DennisBeaverNovember 12, 2016 • By Dennis Beaver


If you run a business — physicians, dentists and lawyers included — and are upset at customers and clients who don’t pay their bills, Chicago-based Executive and Leadership Coach Beth Keno has an observation that you might not want to hear:

“The customer generally isn’t the problem. You are the problem. You may be creating a culture where no one really cares about the company being paid as long as employees get their paycheck. So, ask yourself, ‘What messages am I sending to our staff about the importance of being paid?’

“When you do not emphasize just how important collections are, employees are being trained to think that you really don’t care how old an account becomes or if it ever paid. This attitude is then picked up by customers who will think, ‘They may send me a statement, but no one is calling or bothering me, so they are letting it go.’ “

As we learned from Keno, some customers will virtually scream, “You’re going to have trouble getting me to pay,” and if you take them on, good luck!

“There are clues that, if paid attention to, will tell you not to take on this customer, and that’s why your initial interview is so important, why being a good listener is critical,” she observes, citing:

• If they complain about a prior vendor or relationship, you’ve got to find out why.

• Do they still have an outstanding balance?

• Did they have an expectation that was not met? Was it reasonable? This is especially important with lawyers. If you are the third lawyer they want to hire — because the others were incompetent — there will be a fourth.

• What do they expect from you and how did they work with their previous vendor?

We’ve all heard the old saying, “If the milk is free, nobody buys the cow.” In her seminars, Keno reveals what she calls “the big secret.”

“I often hear, ‘They are my biggest customer and they won’t give me anymore work if I ask to be paid.’ You just have to listen to how absurd that sounds because you are doing work for free.

“Many businesses — especially law firms in highly complex, lengthy cases — need to take out loans to cover the costs of working month after month for a client that’s not paying. Lawyers are also held hostage by clients who aren’t paying but promise to give the firm their next matter.

“The big secret that I reveal is that customers or clients don’t leave if they are not paying. They have no reason to. Your service is free!”

Keno recognizes that for many people, asking for money creates anxiety, feels embarrassing, and they just won’t. But she has an excellent method which can minimize that reluctance, and it’s by having a Stop Work Policy.

“Regardless of your line of work, you need a Stop Work Policy and everyone in your organization must be aware of it,” she underscores.

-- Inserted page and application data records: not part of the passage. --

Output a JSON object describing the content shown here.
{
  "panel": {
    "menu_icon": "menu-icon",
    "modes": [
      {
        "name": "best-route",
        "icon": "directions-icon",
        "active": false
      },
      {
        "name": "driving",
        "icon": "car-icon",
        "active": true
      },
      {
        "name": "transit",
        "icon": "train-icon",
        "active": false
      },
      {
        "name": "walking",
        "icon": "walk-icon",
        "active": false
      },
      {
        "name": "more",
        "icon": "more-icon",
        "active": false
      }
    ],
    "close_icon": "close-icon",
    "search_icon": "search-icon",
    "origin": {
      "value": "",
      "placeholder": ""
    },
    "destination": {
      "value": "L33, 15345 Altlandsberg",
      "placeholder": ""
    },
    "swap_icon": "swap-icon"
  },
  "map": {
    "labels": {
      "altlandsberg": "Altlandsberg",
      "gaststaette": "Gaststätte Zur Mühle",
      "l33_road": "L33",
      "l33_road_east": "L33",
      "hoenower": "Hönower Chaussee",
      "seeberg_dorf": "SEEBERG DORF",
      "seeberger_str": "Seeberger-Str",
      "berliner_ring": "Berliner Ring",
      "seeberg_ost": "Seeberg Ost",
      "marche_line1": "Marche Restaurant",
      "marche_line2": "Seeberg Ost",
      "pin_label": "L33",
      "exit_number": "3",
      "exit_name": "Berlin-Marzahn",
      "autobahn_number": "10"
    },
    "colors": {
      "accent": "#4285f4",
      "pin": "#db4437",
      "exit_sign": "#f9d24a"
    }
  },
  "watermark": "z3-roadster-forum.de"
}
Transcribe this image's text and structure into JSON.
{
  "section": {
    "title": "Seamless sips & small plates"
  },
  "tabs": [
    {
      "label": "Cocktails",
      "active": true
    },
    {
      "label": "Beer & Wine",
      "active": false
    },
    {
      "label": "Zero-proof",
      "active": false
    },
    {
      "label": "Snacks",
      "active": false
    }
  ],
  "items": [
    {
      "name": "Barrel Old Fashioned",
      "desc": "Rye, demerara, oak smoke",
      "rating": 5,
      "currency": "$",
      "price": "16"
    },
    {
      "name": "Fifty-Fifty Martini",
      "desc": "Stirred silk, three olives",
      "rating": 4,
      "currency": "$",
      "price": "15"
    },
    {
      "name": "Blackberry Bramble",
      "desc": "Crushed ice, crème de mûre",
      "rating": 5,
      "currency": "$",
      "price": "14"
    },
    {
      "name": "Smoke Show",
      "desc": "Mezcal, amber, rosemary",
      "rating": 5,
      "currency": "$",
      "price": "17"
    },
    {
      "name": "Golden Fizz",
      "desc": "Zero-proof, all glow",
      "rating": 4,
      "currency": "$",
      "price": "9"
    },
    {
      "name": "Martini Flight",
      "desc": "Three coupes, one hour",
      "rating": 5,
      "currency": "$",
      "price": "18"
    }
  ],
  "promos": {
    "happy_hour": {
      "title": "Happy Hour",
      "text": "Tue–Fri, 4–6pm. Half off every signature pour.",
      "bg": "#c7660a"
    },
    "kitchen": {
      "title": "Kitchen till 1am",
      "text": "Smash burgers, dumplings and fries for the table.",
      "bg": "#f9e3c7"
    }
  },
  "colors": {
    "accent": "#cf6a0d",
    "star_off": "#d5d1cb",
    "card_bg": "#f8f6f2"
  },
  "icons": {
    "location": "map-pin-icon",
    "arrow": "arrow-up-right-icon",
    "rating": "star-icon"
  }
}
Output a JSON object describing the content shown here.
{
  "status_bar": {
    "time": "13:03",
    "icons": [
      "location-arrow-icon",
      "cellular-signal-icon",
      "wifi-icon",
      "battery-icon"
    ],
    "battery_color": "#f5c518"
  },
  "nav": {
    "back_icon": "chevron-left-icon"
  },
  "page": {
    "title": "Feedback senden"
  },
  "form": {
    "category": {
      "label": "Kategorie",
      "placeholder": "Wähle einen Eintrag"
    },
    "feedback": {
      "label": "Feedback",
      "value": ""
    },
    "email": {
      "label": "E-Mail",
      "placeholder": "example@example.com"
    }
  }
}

“Stated at the time of your initial interview with customer, and then, if you haven’t been paid, these words can work magic: ‘It’s not me, but as you recall, we have a company policy to stop all work when your account balance is past-due.’

“It’s a version of ‘Referring to Higher Authority,’ where the employee diverts any anger from the slow or no pay customer onto your accountants, owners, managers, husband or wife who will not let you continue working until the bill is brought current.”

Keno sees the expression, “When your ox gets gored,” as applying perfectly to being part of the collection process. “If a bonus or raise is conditioned on getting the company paid, self-interest will can work wonders for the bottom line.”

Acknowledging that, especially in smaller offices, most people don’t like doing collections, “So they find everything else to do before they make that call. Hire someone experienced for that role, in a part-time position, who comes in once a week and that’s all they do,” she recommends.

“You should start your collection process right away, so when an invoice hits 30 days, you ‘Dial and Smile.’ Often, you’ll hear, ‘Oh, I never got your bill. Sorry, send me another.’ By calling early, you find out promptly, not at 90 or 120 days, and this affords you the time to stop work, if needed, promptly.

“Your customers, clients and patients have a legal and moral duty to pay for your services. Never forget that,” Beth Keno concludes.

Dennis Beaver practices law in Bakersfield and enjoys hearing from his readers. Contact Dennis Beaver.